I don’t like to think of myself as a historically predetermined victim, and I don’t like to think of celebrities like Noah and Dunham harboring ugly, hateful sentiments about a group of people. However, we shouldn’t be so quick to dismiss the possibility that they, or anyone else, for that matter, might. Because maybe they were just trying to be funny, but then again, so were the Charlie Hebdo cartoonists who drew offensive sketches of Muslims, white men who produced minstrel shows at the turn of the century, or the propagandists who made caricatures of hook-nosed rabbis in Berlin in the 1930s.

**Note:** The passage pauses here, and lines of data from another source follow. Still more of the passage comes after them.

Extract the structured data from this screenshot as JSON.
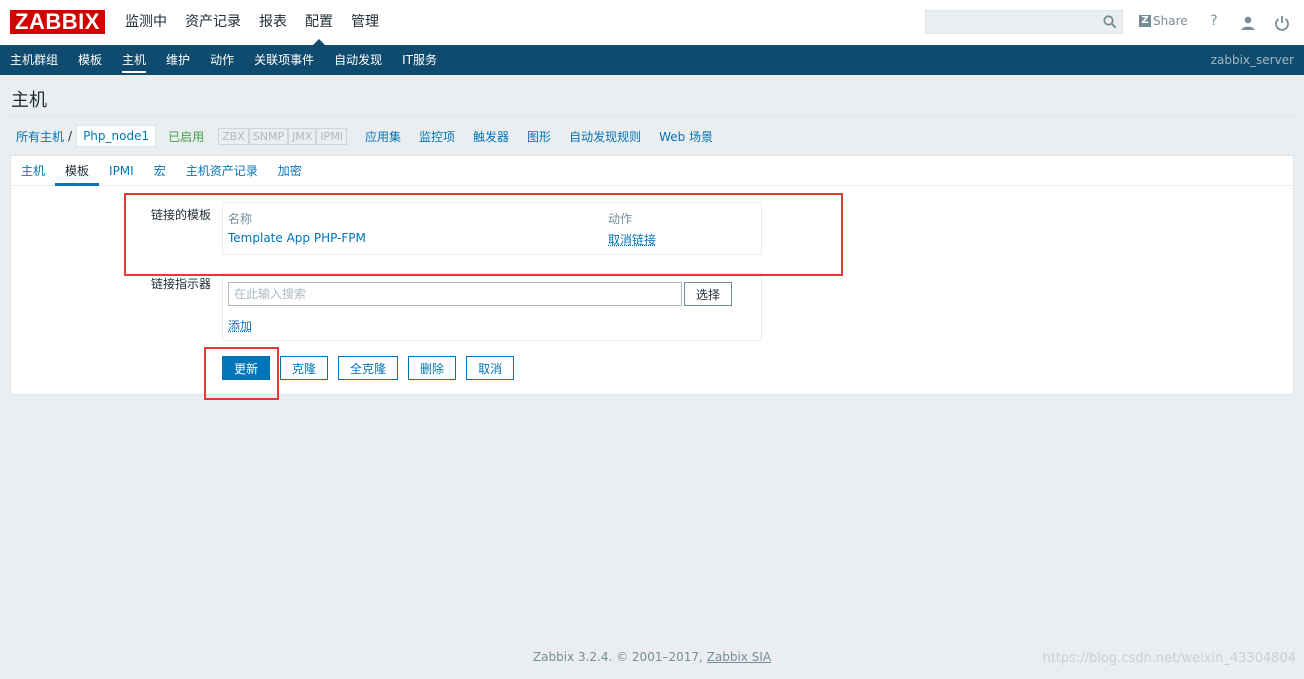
{
  "header": {
    "logo": "ZABBIX",
    "nav": [
      "监测中",
      "资产记录",
      "报表",
      "配置",
      "管理"
    ],
    "nav_active": 3,
    "search_placeholder": "",
    "share_label": "Share",
    "help_icon": "?"
  },
  "subnav": {
    "items": [
      "主机群组",
      "模板",
      "主机",
      "维护",
      "动作",
      "关联项事件",
      "自动发现",
      "IT服务"
    ],
    "active": 2,
    "server": "zabbix_server"
  },
  "page": {
    "title": "主机"
  },
  "hostbar": {
    "all_hosts": "所有主机",
    "separator": "/",
    "host": "Php_node1",
    "status": "已启用",
    "availability": [
      "ZBX",
      "SNMP",
      "JMX",
      "IPMI"
    ],
    "links": [
      "应用集",
      "监控项",
      "触发器",
      "图形",
      "自动发现规则",
      "Web 场景"
    ]
  },
  "tabs": {
    "items": [
      "主机",
      "模板",
      "IPMI",
      "宏",
      "主机资产记录",
      "加密"
    ],
    "active": 1
  },
  "form": {
    "linked_templates_label": "链接的模板",
    "col_name": "名称",
    "col_action": "动作",
    "template_name": "Template App PHP-FPM",
    "unlink": "取消链接",
    "link_new_label": "链接指示器",
    "search_placeholder": "在此输入搜索",
    "select_button": "选择",
    "add_link": "添加"
  },
  "buttons": {
    "update": "更新",
    "clone": "克隆",
    "full_clone": "全克隆",
    "delete": "删除",
    "cancel": "取消"
  },
  "footer": {
    "text": "Zabbix 3.2.4. © 2001–2017,",
    "company": "Zabbix SIA",
    "watermark": "https://blog.csdn.net/weixin_43304804"
  },
  "colors": {
    "brand_red": "#d40000",
    "nav_blue": "#0e4b6e",
    "link_blue": "#0275b8",
    "enabled_green": "#429e47",
    "highlight_red": "#e53935"
  }
}
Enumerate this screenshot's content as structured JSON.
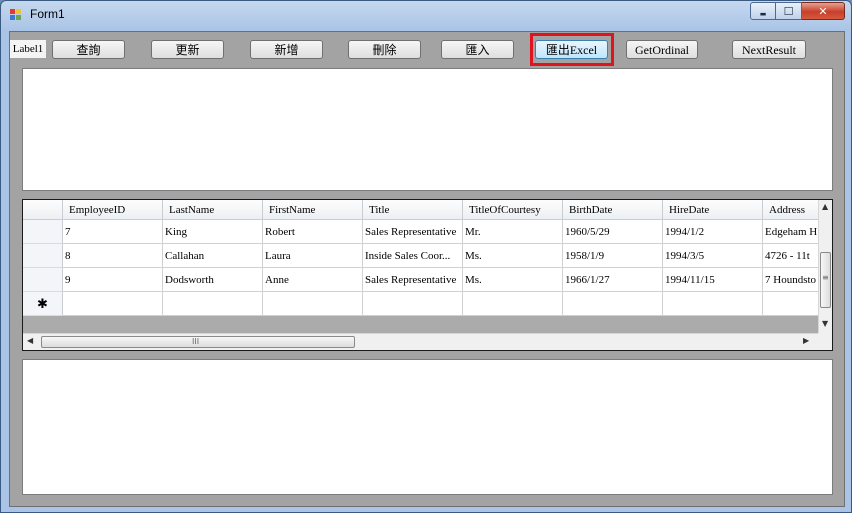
{
  "window": {
    "title": "Form1",
    "minimize_glyph": "▬",
    "maximize_glyph": "☐",
    "close_glyph": "✕"
  },
  "toolbar": {
    "label1": "Label1",
    "query_label": "查詢",
    "update_label": "更新",
    "add_label": "新增",
    "delete_label": "刪除",
    "import_label": "匯入",
    "export_excel_label": "匯出Excel",
    "get_ordinal_label": "GetOrdinal",
    "next_result_label": "NextResult"
  },
  "grid": {
    "columns": [
      "EmployeeID",
      "LastName",
      "FirstName",
      "Title",
      "TitleOfCourtesy",
      "BirthDate",
      "HireDate",
      "Address"
    ],
    "rows": [
      [
        "7",
        "King",
        "Robert",
        "Sales Representative",
        "Mr.",
        "1960/5/29",
        "1994/1/2",
        "Edgeham H"
      ],
      [
        "8",
        "Callahan",
        "Laura",
        "Inside Sales Coor...",
        "Ms.",
        "1958/1/9",
        "1994/3/5",
        "4726 - 11t"
      ],
      [
        "9",
        "Dodsworth",
        "Anne",
        "Sales Representative",
        "Ms.",
        "1966/1/27",
        "1994/11/15",
        "7 Houndsto"
      ]
    ],
    "new_row_marker": "✱",
    "scroll": {
      "up_arrow": "▲",
      "down_arrow": "▼",
      "left_arrow": "◀",
      "right_arrow": "▶",
      "grip": "≡",
      "hgrip": "III"
    }
  },
  "colors": {
    "highlight": "#e0141e",
    "focused_button": "#3c7fb1"
  }
}
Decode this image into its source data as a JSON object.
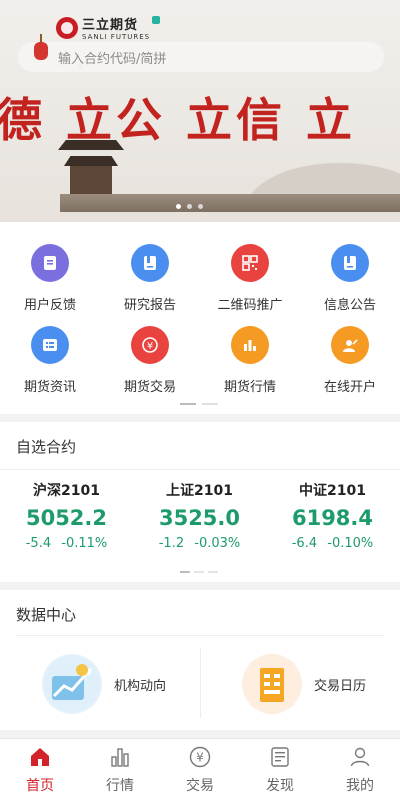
{
  "banner": {
    "logo_cn": "三立期货",
    "logo_en": "SANLI FUTURES",
    "search_placeholder": "输入合约代码/简拼",
    "slogan": "德 立公 立信 立"
  },
  "quick_menu": [
    {
      "label": "用户反馈",
      "icon": "feedback-icon",
      "color": "#7b6fe0"
    },
    {
      "label": "研究报告",
      "icon": "report-icon",
      "color": "#4a8ff0"
    },
    {
      "label": "二维码推广",
      "icon": "qrcode-icon",
      "color": "#e8433f"
    },
    {
      "label": "信息公告",
      "icon": "notice-icon",
      "color": "#4a8ff0"
    },
    {
      "label": "期货资讯",
      "icon": "news-icon",
      "color": "#4a8ff0"
    },
    {
      "label": "期货交易",
      "icon": "yen-icon",
      "color": "#e8433f"
    },
    {
      "label": "期货行情",
      "icon": "bar-chart-icon",
      "color": "#f59a23"
    },
    {
      "label": "在线开户",
      "icon": "account-open-icon",
      "color": "#f59a23"
    }
  ],
  "watchlist": {
    "title": "自选合约",
    "contracts": [
      {
        "name": "沪深2101",
        "price": "5052.2",
        "change": "-5.4",
        "pct": "-0.11%"
      },
      {
        "name": "上证2101",
        "price": "3525.0",
        "change": "-1.2",
        "pct": "-0.03%"
      },
      {
        "name": "中证2101",
        "price": "6198.4",
        "change": "-6.4",
        "pct": "-0.10%"
      }
    ],
    "down_color": "#1e9b6a"
  },
  "data_center": {
    "title": "数据中心",
    "cards": [
      {
        "label": "机构动向",
        "icon": "trend-chart-icon"
      },
      {
        "label": "交易日历",
        "icon": "calendar-icon"
      }
    ]
  },
  "tabbar": {
    "tabs": [
      {
        "label": "首页",
        "icon": "home-icon",
        "active": true
      },
      {
        "label": "行情",
        "icon": "market-icon",
        "active": false
      },
      {
        "label": "交易",
        "icon": "yen-circle-icon",
        "active": false
      },
      {
        "label": "发现",
        "icon": "discover-icon",
        "active": false
      },
      {
        "label": "我的",
        "icon": "user-icon",
        "active": false
      }
    ],
    "active_color": "#d3232a"
  }
}
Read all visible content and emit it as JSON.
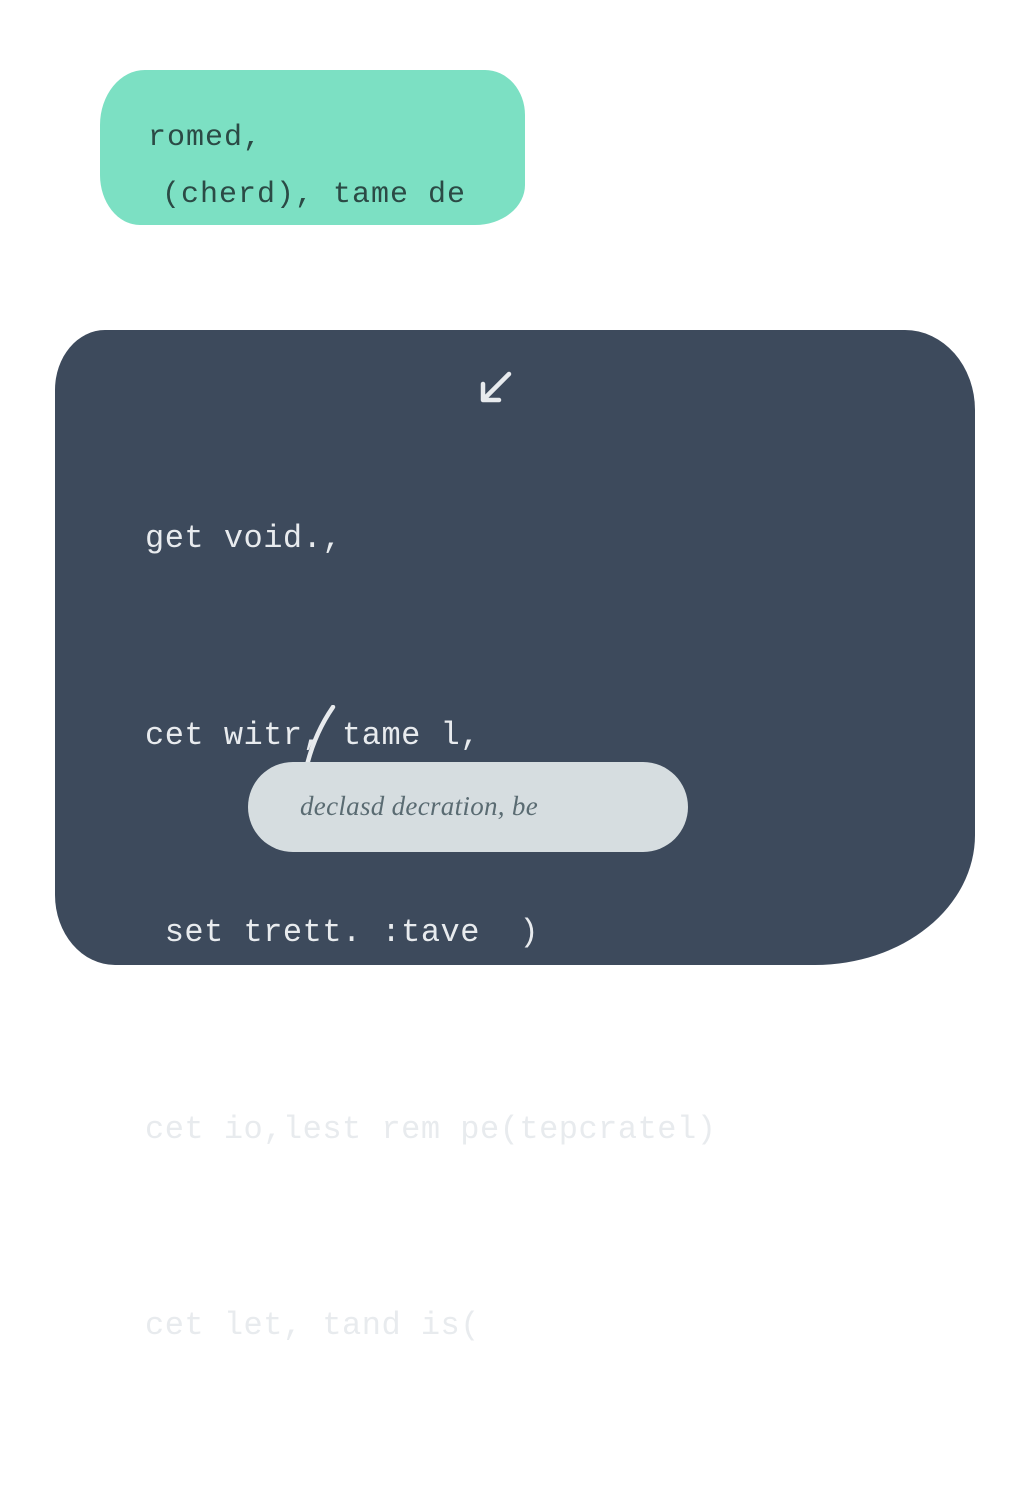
{
  "mint": {
    "line1": "romed,",
    "line2": "(cherd), tame de"
  },
  "code": {
    "line1": "get void.,",
    "line2": "cet witr, tame l,",
    "line3": " set trett. :tave  )",
    "line4": "cet io,lest rem pe(tepcratel)",
    "line5": "cet let, tand is("
  },
  "tooltip": {
    "text": "declasd decration, be"
  },
  "colors": {
    "mint_bg": "#7ce0c3",
    "mint_text": "#2b4a45",
    "dark_bg": "#3d4a5c",
    "dark_text": "#e8ebee",
    "tooltip_bg": "#d6dde0",
    "tooltip_text": "#5a6b72",
    "page_bg": "#ffffff"
  },
  "icons": {
    "arrow": "arrow-down-left-icon",
    "connector": "connector-line-icon"
  }
}
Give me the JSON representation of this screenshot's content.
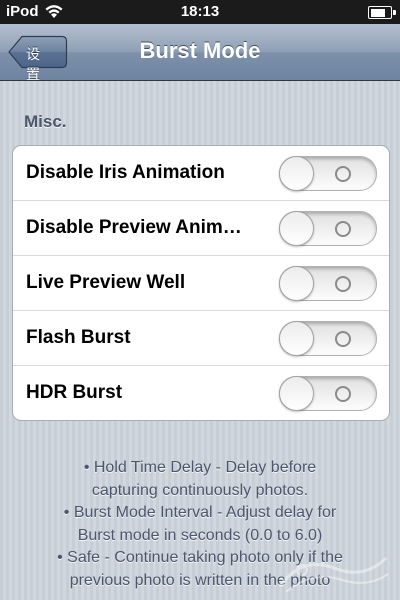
{
  "status_bar": {
    "carrier": "iPod",
    "time": "18:13",
    "battery_level": 0.9
  },
  "nav": {
    "title": "Burst Mode",
    "back_label": "设置"
  },
  "section": {
    "header": "Misc."
  },
  "rows": [
    {
      "label": "Disable Iris Animation",
      "switch_on": false
    },
    {
      "label": "Disable Preview Anim…",
      "switch_on": false
    },
    {
      "label": "Live Preview Well",
      "switch_on": false
    },
    {
      "label": "Flash Burst",
      "switch_on": false
    },
    {
      "label": "HDR Burst",
      "switch_on": false
    }
  ],
  "footer": {
    "lines": [
      "• Hold Time Delay - Delay before",
      "capturing continuously photos.",
      "• Burst Mode Interval - Adjust delay for",
      "Burst mode in seconds (0.0 to 6.0)",
      "• Safe - Continue taking photo only if the",
      "previous photo is written in the photo"
    ]
  },
  "colors": {
    "nav_gradient_top": "#b4c0cf",
    "nav_gradient_bottom": "#6d83a0",
    "background": "#cbd2d9",
    "section_text": "#4c566c"
  },
  "icons": {
    "wifi": "wifi-icon",
    "battery": "battery-icon",
    "back": "back-arrow-icon",
    "switch_off": "switch-off-icon"
  }
}
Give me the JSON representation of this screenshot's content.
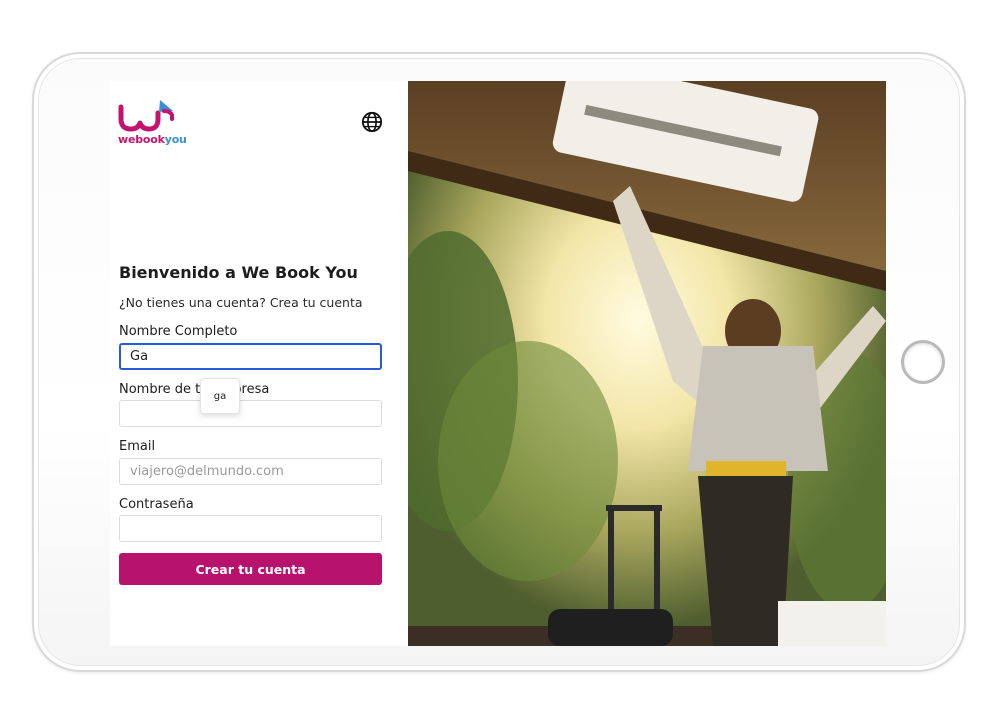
{
  "brand": {
    "logo_text_part1": "webook",
    "logo_text_part2": "you",
    "primary": "#b8136c",
    "secondary": "#3a8fd4"
  },
  "header": {
    "language_icon": "globe-icon"
  },
  "form": {
    "title": "Bienvenido a We Book You",
    "signin_prompt": "¿No tienes una cuenta? Crea tu cuenta",
    "full_name_label": "Nombre Completo",
    "full_name_value": "Ga",
    "company_label": "Nombre de tu empresa",
    "company_value": "",
    "email_label": "Email",
    "email_placeholder": "viajero@delmundo.com",
    "password_label": "Contraseña",
    "password_value": "",
    "autocomplete_suggestion": "ga",
    "submit_label": "Crear tu cuenta"
  }
}
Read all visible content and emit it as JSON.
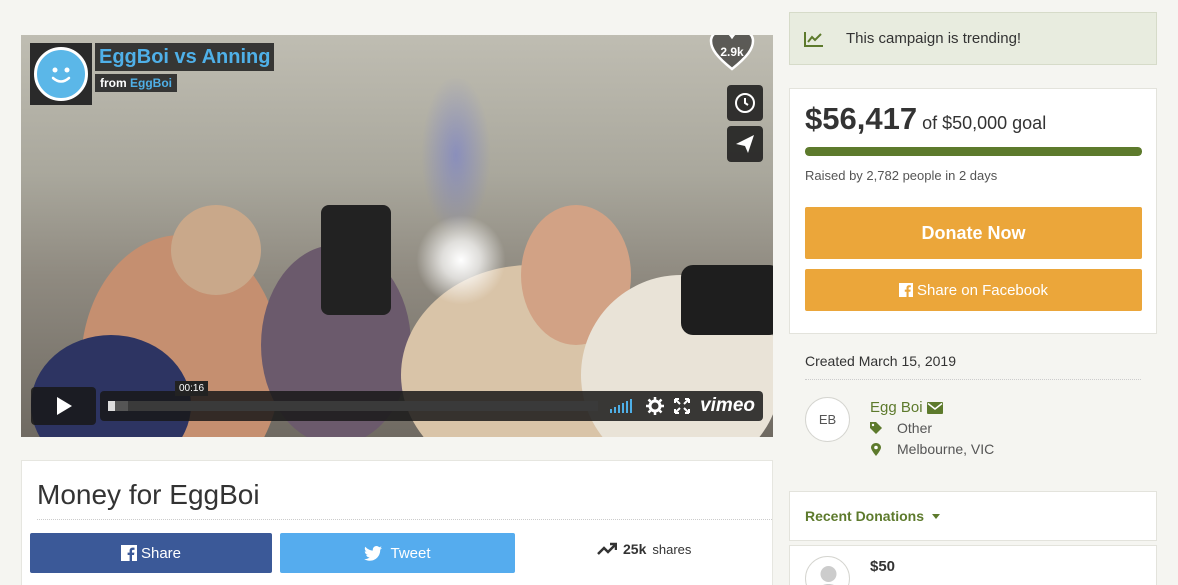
{
  "video": {
    "title": "EggBoi vs Anning",
    "from_label": "from",
    "from_user": "EggBoi",
    "likes": "2.9k",
    "current_time": "00:16",
    "progress_fraction": 0.015,
    "buffer_fraction": 0.04,
    "player_brand": "vimeo"
  },
  "campaign": {
    "title": "Money for EggBoi",
    "share_label": "Share",
    "tweet_label": "Tweet",
    "shares_count": "25k",
    "shares_label": "shares"
  },
  "sidebar": {
    "trending_text": "This campaign is trending!",
    "raised_amount": "$56,417",
    "goal_text": "of $50,000 goal",
    "progress_fraction": 1.0,
    "raised_by": "Raised by 2,782 people in 2 days",
    "donate_label": "Donate Now",
    "fb_share_label": "Share on Facebook",
    "created": "Created March 15, 2019",
    "organizer": {
      "initials": "EB",
      "name": "Egg Boi",
      "category": "Other",
      "location": "Melbourne, VIC"
    },
    "recent_donations_label": "Recent Donations",
    "donations": [
      {
        "amount": "$50"
      }
    ]
  },
  "colors": {
    "brand_green": "#5d7a2c",
    "donate_orange": "#eba63a",
    "facebook_blue": "#3b5998",
    "twitter_blue": "#55acee"
  }
}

There is a sharp distinction between a subversive joke, and something that’s merely offensive, existing purely for the sake of hurting people’s feelings. In truth, Noah’s tweets about billionaire Jews and JAPs who don’t like to go down were neither; they were just stupid. But that doesn’t mean that there aren’t folks out there who agree with the underlying sentiments. Before the outrage cycle starts churning anew and we find a new vaguely offensive tweet to embed in all our self-righteous thinkpieces, we should think about those people first. 

Screengrab via Comedy Central/YouTube

The Daily Dot